Contributor(s)Prison Insider

Daily life

Medical personnel depends on the General Direction of the Penitentiary System (DGSP).

The DGSP has not implemented an integrated medical treatment programme.

Each prison has an infirmary.Some are administered by a qualified medical person,and others by an inmate with medical experience. In the prisons most affected by over-population, inmates occupy the spaces designated for patients.

There is limited access to medication. The infirmaries only have basic supplies such as analgesics, antipyretics and anti-diarrhea drugs.

The number of medical staff is insufficient and as a result they must provide their services to several prisons in the region. They are only able to handle emergencies or serious cases.

In 2013, inmates from the “Los Jocotes” Preventive Detention Centre filed a complaint to the Human Rights Ombudsman Office (Procuraduría de Derechos Humanos, PDH) for having contracted scabies. When the PDH inspected the centre in May 2014, the medical staff reported that 50% of inmates (almost 350 people) were affected by the condition, caused mainly by the lack of hygiene and a large over-population.

In its 2014 report, the PDH expressed its concern about the situation of inmates suffering from HIV/AIDS. It pointed out that judges are late in permitting transfers to hospitals, thereby endangering the life of patients who usually do not have access to proper medical treatment.

The DGSP has not established any inter-institutional protocols for hospital treatment, so the transfer of patients from prisons to hospitals is complicated.

On 10 March 2015, a grenade exploded near the San Juan de Dios General Hospital killing one person and injuring 27.

Following this incident, the authorities announced that a million quetzales ($13,490 US) would be made available for establishing two clinics: at the Granja Penal El Pavón and at the Zone 18 Preventive Detention Centre.The PDH conducted a visit on 25 May 2015 and reported that the new clinics do not meet standards. The DGSP went ahead and bought paint, two stretchers, two computers and some lab equipment “which is not being used because there is no lab staff”*1. There is one on-call physician, the others left after the opening because of the lack of medication and supplies. The DGSP’s promises of “clinics with three specialist doctors, one surgeon, one lab personnel, two on-call physicians and one nurse *”2 have not been kept. A few months later, the operational assistant-director for the DGSP cancelled the two clinics and ordered that prisoners be transferred to public hospitals.

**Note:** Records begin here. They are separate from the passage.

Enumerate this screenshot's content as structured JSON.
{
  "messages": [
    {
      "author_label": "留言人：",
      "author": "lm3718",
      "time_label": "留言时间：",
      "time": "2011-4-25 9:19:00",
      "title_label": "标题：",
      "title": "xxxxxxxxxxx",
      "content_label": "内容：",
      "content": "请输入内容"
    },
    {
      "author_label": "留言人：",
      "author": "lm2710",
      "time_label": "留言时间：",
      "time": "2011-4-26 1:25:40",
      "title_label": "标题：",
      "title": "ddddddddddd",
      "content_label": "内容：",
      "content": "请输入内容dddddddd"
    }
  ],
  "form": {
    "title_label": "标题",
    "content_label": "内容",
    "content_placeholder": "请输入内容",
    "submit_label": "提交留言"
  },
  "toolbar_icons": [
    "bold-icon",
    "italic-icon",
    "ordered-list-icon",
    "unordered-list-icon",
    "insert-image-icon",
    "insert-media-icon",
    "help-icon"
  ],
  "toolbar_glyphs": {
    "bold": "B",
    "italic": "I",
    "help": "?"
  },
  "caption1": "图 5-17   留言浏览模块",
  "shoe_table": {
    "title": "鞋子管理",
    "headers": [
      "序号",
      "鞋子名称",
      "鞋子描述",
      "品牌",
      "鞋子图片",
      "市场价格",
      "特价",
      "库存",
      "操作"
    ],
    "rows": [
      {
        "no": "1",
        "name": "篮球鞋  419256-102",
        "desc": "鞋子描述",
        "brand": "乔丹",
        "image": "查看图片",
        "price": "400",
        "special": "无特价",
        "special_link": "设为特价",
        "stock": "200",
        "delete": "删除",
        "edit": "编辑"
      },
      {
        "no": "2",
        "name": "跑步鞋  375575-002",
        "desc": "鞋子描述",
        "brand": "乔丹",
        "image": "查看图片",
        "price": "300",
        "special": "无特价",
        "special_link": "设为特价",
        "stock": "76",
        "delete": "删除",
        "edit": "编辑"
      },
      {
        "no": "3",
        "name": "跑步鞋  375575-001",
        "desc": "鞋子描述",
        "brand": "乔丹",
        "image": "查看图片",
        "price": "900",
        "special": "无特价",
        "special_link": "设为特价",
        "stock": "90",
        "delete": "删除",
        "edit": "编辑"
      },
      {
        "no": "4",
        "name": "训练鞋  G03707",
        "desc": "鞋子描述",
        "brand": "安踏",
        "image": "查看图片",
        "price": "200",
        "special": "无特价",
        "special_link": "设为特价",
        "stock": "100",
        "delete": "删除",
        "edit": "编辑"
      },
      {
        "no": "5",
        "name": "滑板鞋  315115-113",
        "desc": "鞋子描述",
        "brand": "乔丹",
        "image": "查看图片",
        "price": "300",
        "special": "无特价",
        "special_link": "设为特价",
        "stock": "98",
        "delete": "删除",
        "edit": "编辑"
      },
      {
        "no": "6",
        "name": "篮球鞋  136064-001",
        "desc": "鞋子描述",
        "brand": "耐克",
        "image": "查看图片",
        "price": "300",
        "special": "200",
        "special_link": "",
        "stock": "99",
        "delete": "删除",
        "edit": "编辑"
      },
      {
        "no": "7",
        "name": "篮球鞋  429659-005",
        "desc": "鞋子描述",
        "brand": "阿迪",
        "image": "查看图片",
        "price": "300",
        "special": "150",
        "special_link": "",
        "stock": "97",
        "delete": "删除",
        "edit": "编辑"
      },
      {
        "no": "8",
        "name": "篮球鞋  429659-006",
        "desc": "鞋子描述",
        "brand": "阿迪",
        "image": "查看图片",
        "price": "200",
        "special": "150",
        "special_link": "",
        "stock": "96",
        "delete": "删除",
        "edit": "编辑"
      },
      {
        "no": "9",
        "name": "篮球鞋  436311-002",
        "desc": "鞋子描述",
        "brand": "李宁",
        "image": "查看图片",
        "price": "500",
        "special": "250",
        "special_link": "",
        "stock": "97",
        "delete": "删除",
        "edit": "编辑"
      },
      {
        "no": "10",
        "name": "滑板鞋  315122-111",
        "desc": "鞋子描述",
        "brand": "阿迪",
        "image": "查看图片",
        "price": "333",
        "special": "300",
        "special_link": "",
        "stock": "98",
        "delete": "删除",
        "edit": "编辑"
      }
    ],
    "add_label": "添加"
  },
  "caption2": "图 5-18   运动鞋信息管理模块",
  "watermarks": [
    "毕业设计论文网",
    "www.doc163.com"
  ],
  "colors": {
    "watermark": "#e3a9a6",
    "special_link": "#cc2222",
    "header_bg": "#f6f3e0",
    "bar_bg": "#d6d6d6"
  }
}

Two clinics specialised in treating prisoners with HIV/AIDS were opened in October 2015 in the Granja Penal El Pavón and the Female Orientation Centre (Centro de Orientación Femenina, COF) prison facilities. This project was the result of the collaborative efforts of the DGSP with the Humanist Institute for Development Cooperation (Instituto Humanista de Cooperación para el Desarrollo, HIVOS) and the Ministry of Public Health and Social Assistance. The PDH has asked the authorities to supply medications and the necessary staff to ensure that the clinics provide a satisfactory service3.

  1. Human Rights Section of the Office of the Prosecutor, 2015 Detailed Annual Report, pp. 209-210 

  2. Ibid. 

  3. Ibid.